We got mortared. It rocked the cafeteria. And when we walked out, we realized the mortar hit within 10 feet of our Humvee and it was covered in shrapnel. So if it were not for that ice cream cone, I don’t think I’d be here to interview you.
And that’s why every time I called your dad, I would say, “I don’t know if you guys
are praying but, if you guys are, your prayers are being heard.
GL: What was the hardest thing to adjust to when you came back?
PL: Like, not even three days after I got home, it was time to give you guys a night time bath and the next thing I know, you’re already giving your sister a bath. I’m like, “What are you doing?” You said, “Oh, I’ve been doing this for the whole time you’ve been gone.” So that’s one of the things that was hard to face. I felt like you got robbed of your childhood a little bit.
Do you think I have changed after Iraq?
GL: Yes. Before, you were a lot calmer and you weren’t so intense to be around. But, after you got back, whenever you had nightmares, we could hear it from our room and sometimes it would wake us up. And a person not using their blinker would make you start swearing up a storm and you’d like freak out.
PL: Even 10 years later I still can’t break out of it. When I’m driving or if there’s a box or a pile of trash on the side of the road, I just skip a heartbeat and I’m like, just take a deep breath. There’s no IEDs here. Let it go.
GL: How do you feel now after bringing up all of this again?
PL: There’s some parts that just don’t get easy, no matter how many times you talk about it and there’s some stuff that we never overcome. But it’s a relief to know that I can talk to you about not just the good, but also the ugly because now you’re old enough to understand. It’s not something that I have to hold back from you. And I don’t have to keep secrets anymore.
Has your opinion about me changed one way or the other knowing all this?
GL: I knew basic things about what you were going through and I never held it against you, even after you got back.

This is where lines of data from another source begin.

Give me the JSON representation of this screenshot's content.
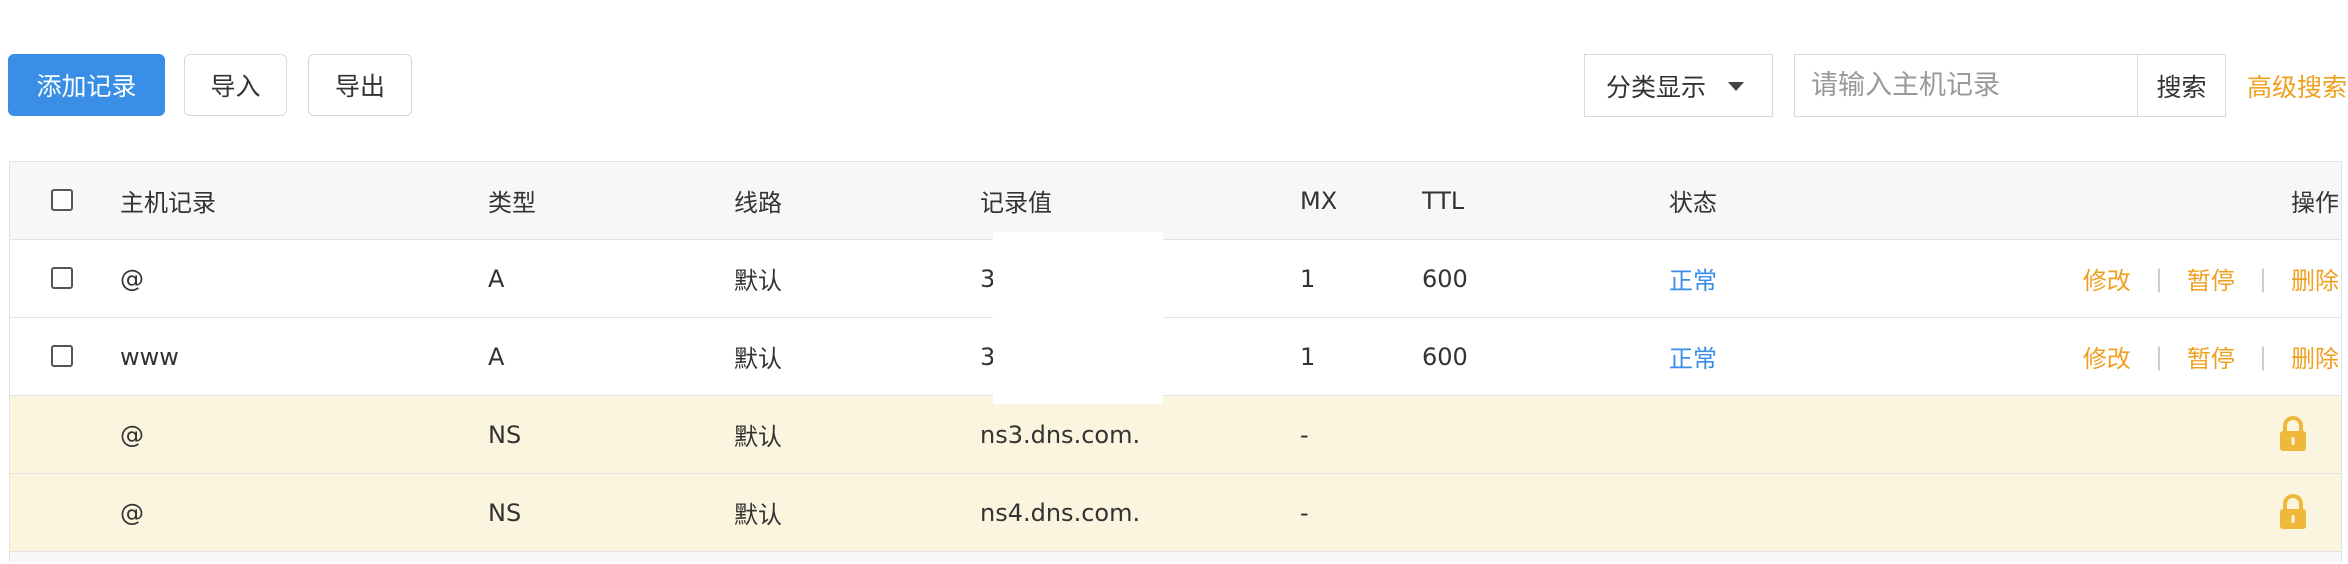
{
  "toolbar": {
    "add_record": "添加记录",
    "import": "导入",
    "export": "导出",
    "category_select": "分类显示",
    "search_placeholder": "请输入主机记录",
    "search_button": "搜索",
    "advanced_search": "高级搜索"
  },
  "table": {
    "headers": {
      "host": "主机记录",
      "type": "类型",
      "line": "线路",
      "value": "记录值",
      "mx": "MX",
      "ttl": "TTL",
      "status": "状态",
      "actions": "操作"
    },
    "rows": [
      {
        "host": "@",
        "type": "A",
        "line": "默认",
        "value": "3",
        "mx": "1",
        "ttl": "600",
        "status": "正常",
        "edit": "修改",
        "pause": "暂停",
        "delete": "删除",
        "separator": "|"
      },
      {
        "host": "www",
        "type": "A",
        "line": "默认",
        "value": "3",
        "mx": "1",
        "ttl": "600",
        "status": "正常",
        "edit": "修改",
        "pause": "暂停",
        "delete": "删除",
        "separator": "|"
      },
      {
        "host": "@",
        "type": "NS",
        "line": "默认",
        "value": "ns3.dns.com.",
        "mx": "-",
        "locked_icon": "lock-icon"
      },
      {
        "host": "@",
        "type": "NS",
        "line": "默认",
        "value": "ns4.dns.com.",
        "mx": "-",
        "locked_icon": "lock-icon"
      }
    ]
  },
  "colors": {
    "primary": "#3a8ee6",
    "link_orange": "#f0a020",
    "locked_row_bg": "#fbf4df",
    "header_bg": "#f7f7f7"
  }
}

But now, hearing everything that you said, it just kind of puts puzzle pieces together. Like, there’s a few pieces just leaning on top. Just rock it a little bit and they all just fall into place.
That’s Grizz and Papsy Lemus… for StoryCorps….
The interviews you just heard were recorded as part of our Military Voices Initiative… recording and honoring the voices of veterans and their families.
This episode was produced by Sylvie Lubow, Jud Esty-Kendall and Eleanor Vassili… edited by me, Jasmyn Morris. Jarrett Floyd is our technical director. Fact-checking by Natsumi Ajisaka. And special thanks to StoryCorps producers Katie Simon, Nadia Reiman, John White and facilitators Jeremy Helton and Morgan Feigel-Stickles.
To find out what music we used in this episode… and to see original artwork… go to our website, StoryCorps.org.
This is the StoryCorps podcast from NPR. Thanks for listening.